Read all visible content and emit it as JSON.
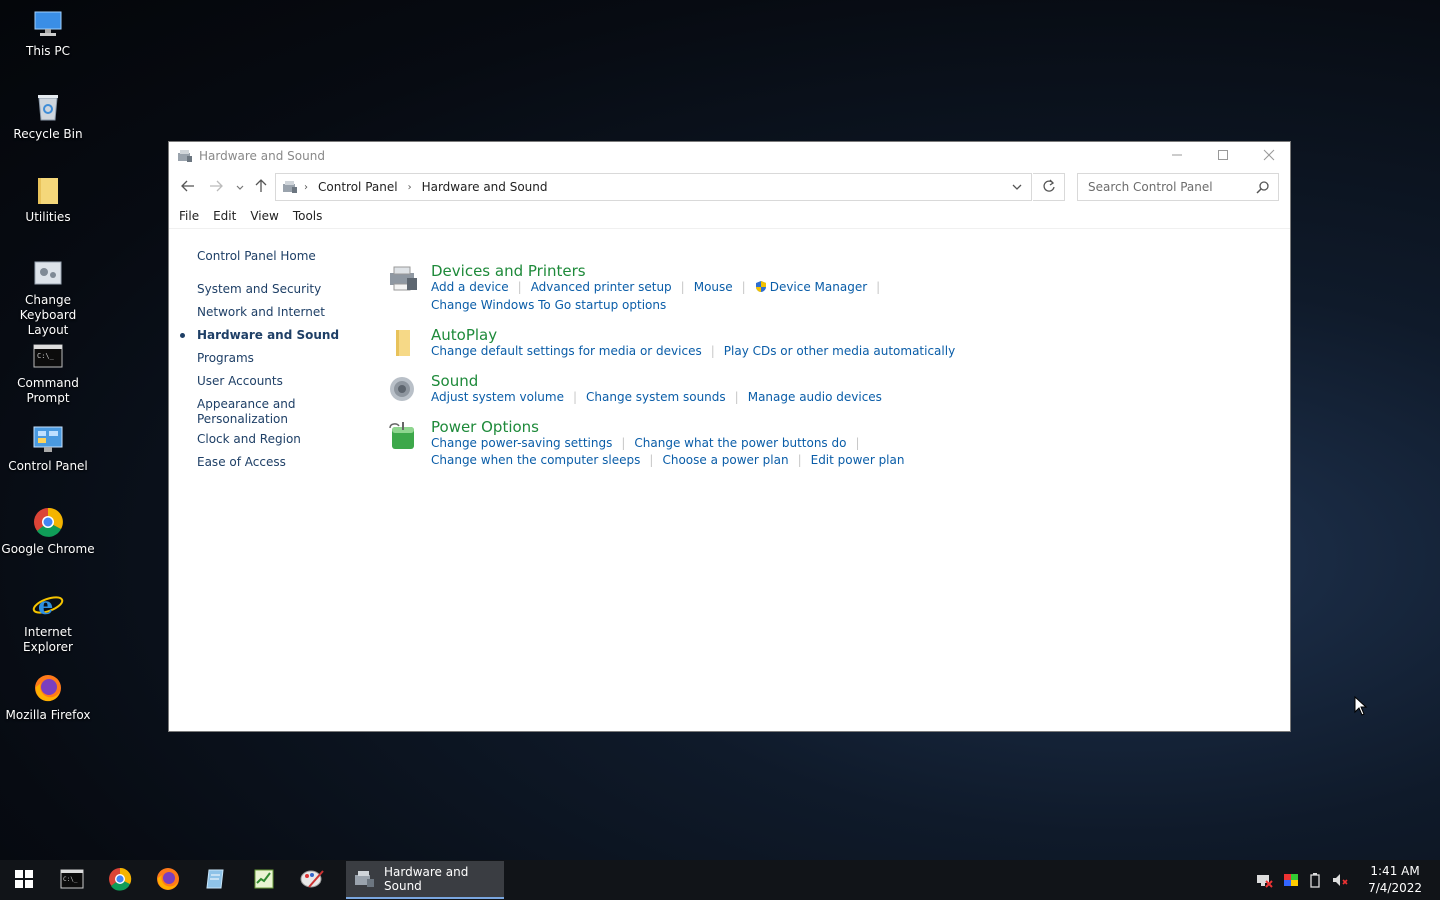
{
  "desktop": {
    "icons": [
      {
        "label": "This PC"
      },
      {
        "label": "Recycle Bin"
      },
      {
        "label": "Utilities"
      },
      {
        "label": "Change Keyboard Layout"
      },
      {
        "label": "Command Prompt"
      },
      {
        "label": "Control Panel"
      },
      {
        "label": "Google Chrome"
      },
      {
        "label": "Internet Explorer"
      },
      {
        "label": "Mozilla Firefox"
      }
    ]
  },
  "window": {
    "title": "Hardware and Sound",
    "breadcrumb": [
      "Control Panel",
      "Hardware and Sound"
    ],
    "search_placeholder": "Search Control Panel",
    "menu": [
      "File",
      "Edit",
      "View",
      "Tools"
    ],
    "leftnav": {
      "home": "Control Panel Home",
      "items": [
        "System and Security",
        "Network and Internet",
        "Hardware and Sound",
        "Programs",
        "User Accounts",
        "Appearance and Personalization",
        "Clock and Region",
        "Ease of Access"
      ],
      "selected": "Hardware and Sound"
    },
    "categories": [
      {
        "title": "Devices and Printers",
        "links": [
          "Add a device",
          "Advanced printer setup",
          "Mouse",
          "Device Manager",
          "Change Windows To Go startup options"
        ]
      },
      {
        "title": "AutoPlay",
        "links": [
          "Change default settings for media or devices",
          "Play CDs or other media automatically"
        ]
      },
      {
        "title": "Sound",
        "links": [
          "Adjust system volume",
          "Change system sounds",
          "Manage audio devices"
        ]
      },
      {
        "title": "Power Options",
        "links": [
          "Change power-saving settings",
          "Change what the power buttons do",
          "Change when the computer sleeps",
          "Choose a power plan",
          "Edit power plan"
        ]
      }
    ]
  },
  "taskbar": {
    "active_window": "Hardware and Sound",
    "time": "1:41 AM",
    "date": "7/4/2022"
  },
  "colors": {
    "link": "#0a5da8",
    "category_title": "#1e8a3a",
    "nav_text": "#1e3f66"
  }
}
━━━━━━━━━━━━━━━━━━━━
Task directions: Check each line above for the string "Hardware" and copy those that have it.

Exercise response:
    "title": "Hardware and Sound",
      "Hardware and Sound"
        "Hardware and Sound",
      "selected": "Hardware and Sound"
    "active_window": "Hardware and Sound",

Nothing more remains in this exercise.